According to G Asok Kumar, Director General (DG), National Mission for Clean Ganga (NMCG), the work is completed and the water inflow into the plant will begin by November 15. “By next month, many drains which discharge dirty water into Yamuna will get blocked, as the water will be diverted to the Sewage Treatment Plant (STP). So, we expect sufficient improvement in the quality of the river water by December,” he said.
With a capacity of 564 MLD, the Okhla STP is not only India’s largest, but one of the biggest sewage treatment plants in Asia. It was initially expected to be completed by December 2023, but the deadline was later extended to July this year. According to officials, the pending financial issues with the Delhi government, which held the project, have been resolved. Although the STP will start releasing treated water into Yamuna by November, it will take at least a few weeks for it to stabilise. The treatment of sludge and biogas generation would take another few months, and could begin by March next year.
A large amount of sewage and industrial effluents is dumped into Yamuna daily through multiple drains (nullahs) turning it into one of the most polluted tributaries of Ganga. This is most evident during the festive season in November, when a layer of toxic foam floats across the river while devotees take a dip.
According to the NMCG Chief, all the new STPs, along with upgradation of the existing ones, could significantly improve the water quality in Yamuna flowing in Delhi over the next two years. Two more STPs — Rithala (182 MLD) and Kundli (204 MLD) — have already begun trial runs, and the 318 MLD Coronation Pillar Sewage Treatment Plant was completed last year.
“Yamuna and its tributaries are now our priority.

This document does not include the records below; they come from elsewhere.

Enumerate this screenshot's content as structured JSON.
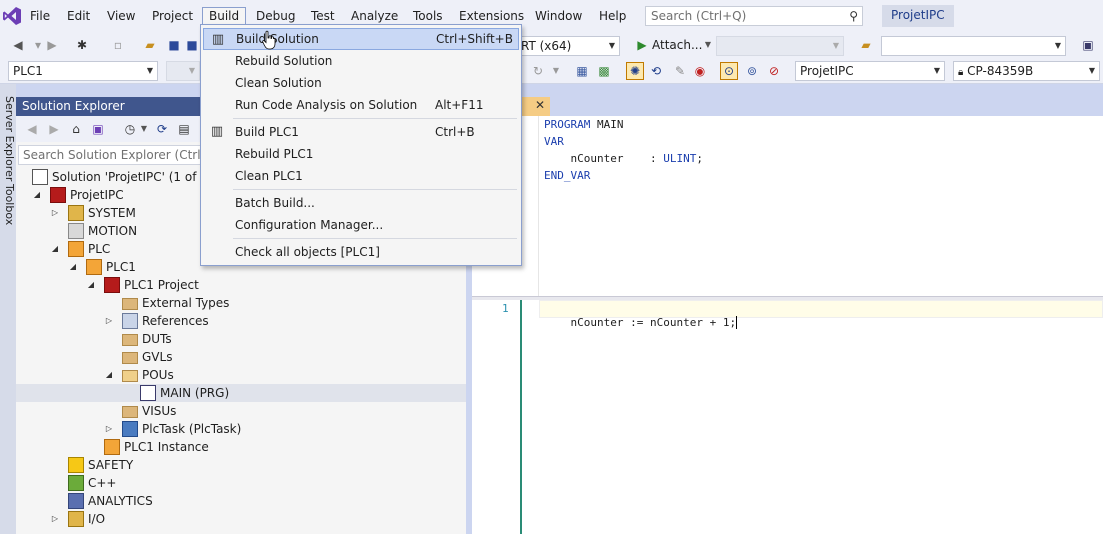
{
  "menubar": {
    "items": [
      "File",
      "Edit",
      "View",
      "Project",
      "Build",
      "Debug",
      "Test",
      "Analyze",
      "Tools",
      "Extensions",
      "Window",
      "Help"
    ],
    "search_placeholder": "Search (Ctrl+Q)",
    "project_title": "ProjetIPC"
  },
  "toolbar": {
    "platform_partial": "RT (x64)",
    "attach_label": "Attach...",
    "plc_combo": "PLC1",
    "project_combo": "ProjetIPC",
    "target_combo": "CP-84359B"
  },
  "side_tabs": [
    "Server Explorer",
    "Toolbox"
  ],
  "solution_explorer": {
    "title": "Solution Explorer",
    "search_placeholder": "Search Solution Explorer (Ctrl+$)",
    "tree": [
      {
        "label": "Solution 'ProjetIPC' (1 of 1 p",
        "depth": 0,
        "expander": "",
        "icon": "solution-icon"
      },
      {
        "label": "ProjetIPC",
        "depth": 1,
        "expander": "open",
        "icon": "twincat-project-icon"
      },
      {
        "label": "SYSTEM",
        "depth": 2,
        "expander": "closed",
        "icon": "system-icon"
      },
      {
        "label": "MOTION",
        "depth": 2,
        "expander": "",
        "icon": "motion-icon"
      },
      {
        "label": "PLC",
        "depth": 2,
        "expander": "open",
        "icon": "plc-icon"
      },
      {
        "label": "PLC1",
        "depth": 3,
        "expander": "open",
        "icon": "plc-icon"
      },
      {
        "label": "PLC1 Project",
        "depth": 4,
        "expander": "open",
        "icon": "plc-project-icon"
      },
      {
        "label": "External Types",
        "depth": 5,
        "expander": "",
        "icon": "folder-icon"
      },
      {
        "label": "References",
        "depth": 5,
        "expander": "closed",
        "icon": "references-icon"
      },
      {
        "label": "DUTs",
        "depth": 5,
        "expander": "",
        "icon": "folder-icon"
      },
      {
        "label": "GVLs",
        "depth": 5,
        "expander": "",
        "icon": "folder-icon"
      },
      {
        "label": "POUs",
        "depth": 5,
        "expander": "open",
        "icon": "folder-open-icon"
      },
      {
        "label": "MAIN (PRG)",
        "depth": 6,
        "expander": "",
        "icon": "program-icon",
        "selected": true
      },
      {
        "label": "VISUs",
        "depth": 5,
        "expander": "",
        "icon": "folder-icon"
      },
      {
        "label": "PlcTask (PlcTask)",
        "depth": 5,
        "expander": "closed",
        "icon": "task-icon"
      },
      {
        "label": "PLC1 Instance",
        "depth": 4,
        "expander": "",
        "icon": "plc-instance-icon"
      },
      {
        "label": "SAFETY",
        "depth": 2,
        "expander": "",
        "icon": "safety-icon"
      },
      {
        "label": "C++",
        "depth": 2,
        "expander": "",
        "icon": "cpp-icon"
      },
      {
        "label": "ANALYTICS",
        "depth": 2,
        "expander": "",
        "icon": "analytics-icon"
      },
      {
        "label": "I/O",
        "depth": 2,
        "expander": "closed",
        "icon": "io-icon"
      }
    ]
  },
  "editor": {
    "declaration_lines": [
      {
        "kw": "PROGRAM",
        "text": " MAIN"
      },
      {
        "kw": "VAR",
        "text": ""
      },
      {
        "kw": "",
        "text": "    nCounter    : ",
        "type": "ULINT",
        "end": ";"
      },
      {
        "kw": "END_VAR",
        "text": ""
      }
    ],
    "implementation_line_number": "1",
    "implementation_code": "nCounter := nCounter + 1;"
  },
  "build_menu": {
    "items": [
      {
        "label": "Build Solution",
        "shortcut": "Ctrl+Shift+B",
        "icon": "build-icon",
        "hover": true
      },
      {
        "label": "Rebuild Solution",
        "shortcut": ""
      },
      {
        "label": "Clean Solution",
        "shortcut": ""
      },
      {
        "label": "Run Code Analysis on Solution",
        "shortcut": "Alt+F11"
      },
      {
        "sep": true
      },
      {
        "label": "Build PLC1",
        "shortcut": "Ctrl+B",
        "icon": "build-icon"
      },
      {
        "label": "Rebuild PLC1",
        "shortcut": ""
      },
      {
        "label": "Clean PLC1",
        "shortcut": ""
      },
      {
        "sep": true
      },
      {
        "label": "Batch Build...",
        "shortcut": ""
      },
      {
        "label": "Configuration Manager...",
        "shortcut": ""
      },
      {
        "sep": true
      },
      {
        "label": "Check all objects [PLC1]",
        "shortcut": ""
      }
    ]
  },
  "colors": {
    "title_bar": "#40568d",
    "keyword": "#1c3fae",
    "active_tab": "#f5cc84",
    "menu_hover": "#c9d8f5"
  }
}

We are taking steps to clean the Hindon river. We have sanctioned around five-six STPs, which should be ready in another 1.5 years, and will improve the water quality significantly. Two of them are about to get completed, while the others are in different stages. The one at Saharanpur and Meerut have high capacity. Hopefully by 2025, the entire Ganga system should be fairly cleaned up,” Kumar said.
As many as 12 projects have been taken up under Namami Gange for the treatment of over 1,200 MLD sewage in Delhi to abate the pollution in Yamuna. Its major tributary — Hindon river — has also been identified as Priority I polluted river stretch. Under PRAYAG, an online dashboard launched this year, the NMCG now tracks the inflow and outflow of water for over 100 STPs in Yamuna and Ganga in real-time, and whether they are working up to the standard for which they were designed.

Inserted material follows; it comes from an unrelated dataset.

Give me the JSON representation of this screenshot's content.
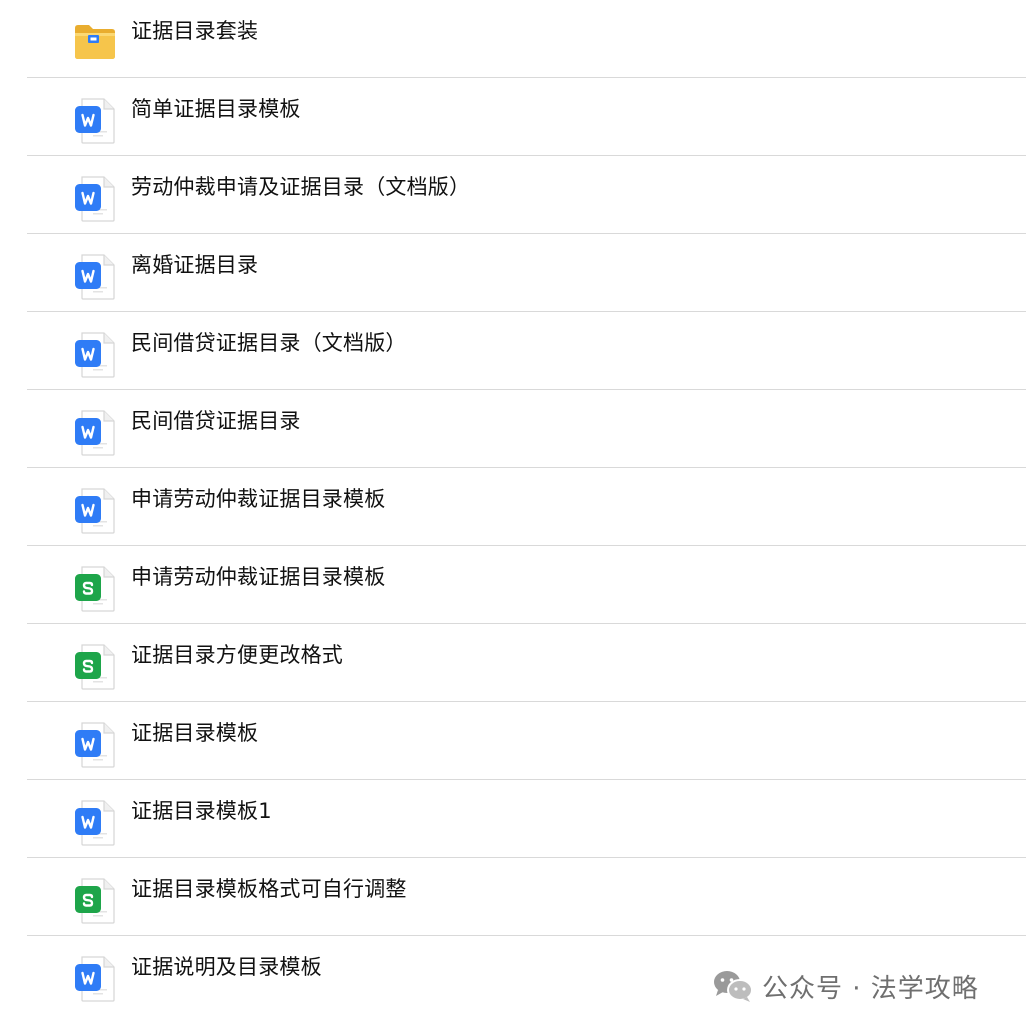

Of the total 39 STPs, as many as 25 do not meet the revised water quality standards as of September 2023. However, according to the NMCG, at least 35 of them (except for two under trial run), meet the design standards (for water quality) under which they were initially built. The National Green Tribunal (NGT) had revised the water quality standards in 2019 and directed all STPs in the country to abide by the new norms. As per the new standards, the Biochemical Oxygen Demand (BOD) and Total Suspended Solids (TSS) should be below 10 mg/L.

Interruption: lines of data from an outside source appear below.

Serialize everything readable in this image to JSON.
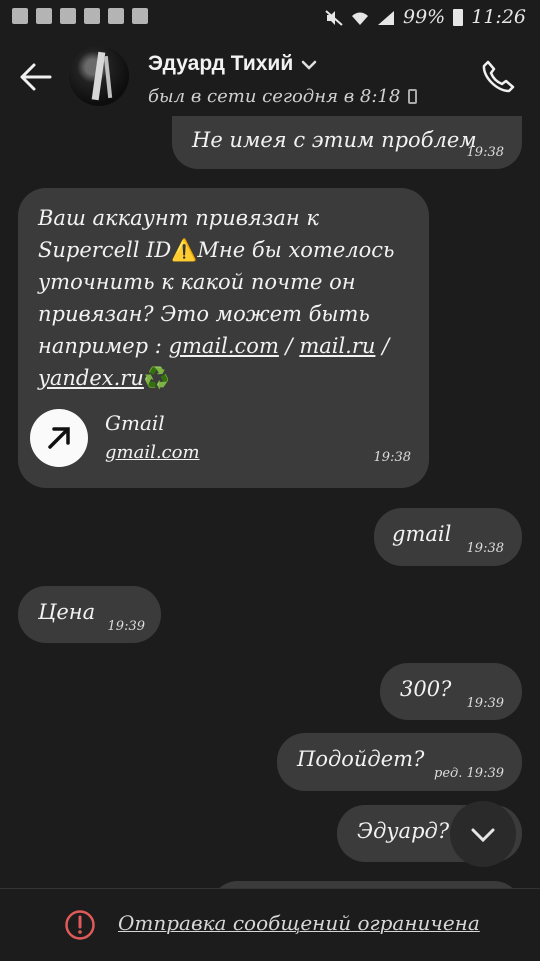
{
  "status_bar": {
    "battery": "99%",
    "time": "11:26"
  },
  "header": {
    "contact_name": "Эдуард Тихий",
    "last_seen": "был в сети сегодня в 8:18"
  },
  "messages": [
    {
      "text": "Не имея с этим проблем",
      "time": "19:38"
    },
    {
      "text_part1": "Ваш аккаунт привязан к Supercell ID",
      "emoji_warning": "⚠️",
      "text_part2": "Мне бы хотелось уточнить к какой почте он привязан? Это может быть например : ",
      "link1": "gmail.com",
      "sep1": " / ",
      "link2": "mail.ru",
      "sep2": " / ",
      "link3": "yandex.ru",
      "emoji_recycle": "♻️",
      "preview_title": "Gmail",
      "preview_url": "gmail.com",
      "time": "19:38"
    },
    {
      "text": "gmail",
      "time": "19:38"
    },
    {
      "text": "Цена",
      "time": "19:39"
    },
    {
      "text": "300?",
      "time": "19:39"
    },
    {
      "text": "Подойдет?",
      "time": "ред. 19:39"
    },
    {
      "text": "Эдуард?"
    }
  ],
  "footer": {
    "restriction_text": "Отправка сообщений ограничена"
  },
  "colors": {
    "background": "#1c1c1c",
    "bubble": "#3b3b3b",
    "warning_red": "#e05a5a"
  }
}
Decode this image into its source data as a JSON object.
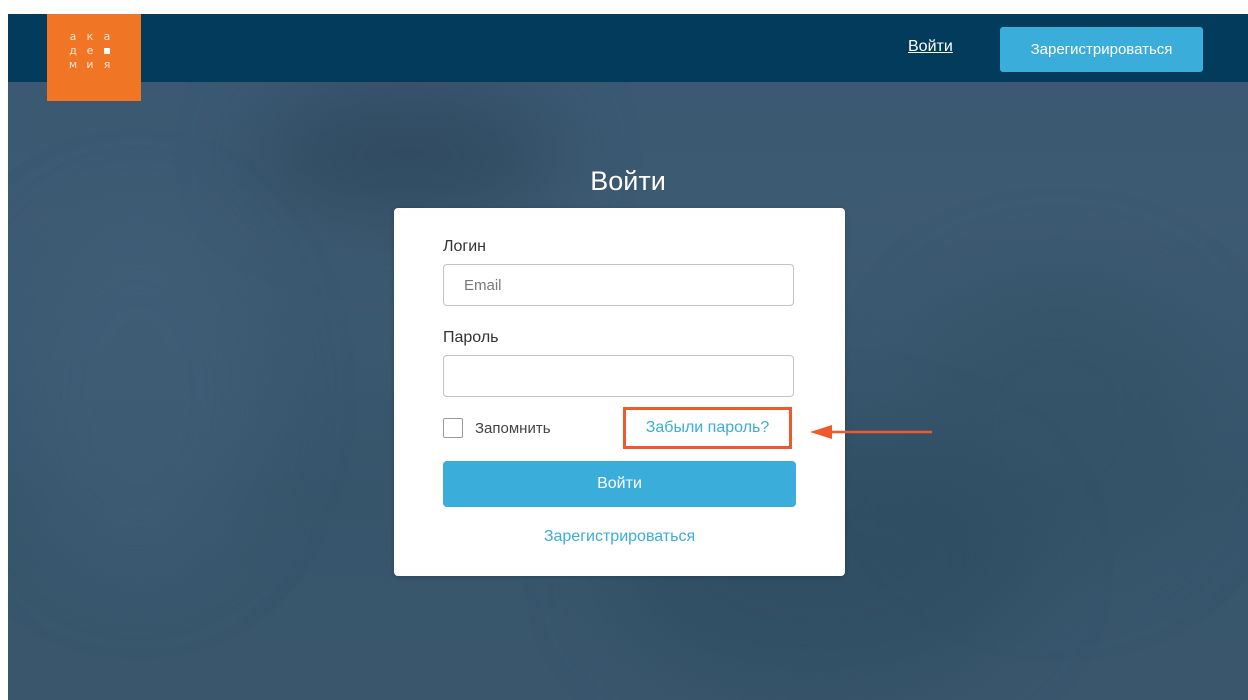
{
  "header": {
    "logo_letters": [
      "а",
      "к",
      "а",
      "д",
      "е",
      "",
      "м",
      "и",
      "я"
    ],
    "login_link": "Войти",
    "register_button": "Зарегистрироваться"
  },
  "page": {
    "title": "Войти"
  },
  "form": {
    "login_label": "Логин",
    "login_placeholder": "Email",
    "login_value": "",
    "password_label": "Пароль",
    "password_value": "",
    "remember_label": "Запомнить",
    "remember_checked": false,
    "forgot_link": "Забыли пароль?",
    "submit_button": "Войти",
    "register_link": "Зарегистрироваться"
  },
  "annotation": {
    "highlight_color": "#ee5a2e",
    "arrow_icon": "arrow-left-icon"
  },
  "colors": {
    "header_bg": "#023b5b",
    "logo_bg": "#f07625",
    "accent": "#3aaddb"
  }
}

“We are now in the process of insisting the Delhi Jal Board to upgrade the existing STPs. There are about 39 such STPs, which were built as per previous standards. It may take time, since the new standards are yet to be notified. Meanwhile, all the new STPs being approved in the stretch from Okhla Barrage to Agra are being sanctioned with far higher standards of BOD: TSS at less than 5 mg/L,” he added.
Source & image courtesy: https://www.news18.com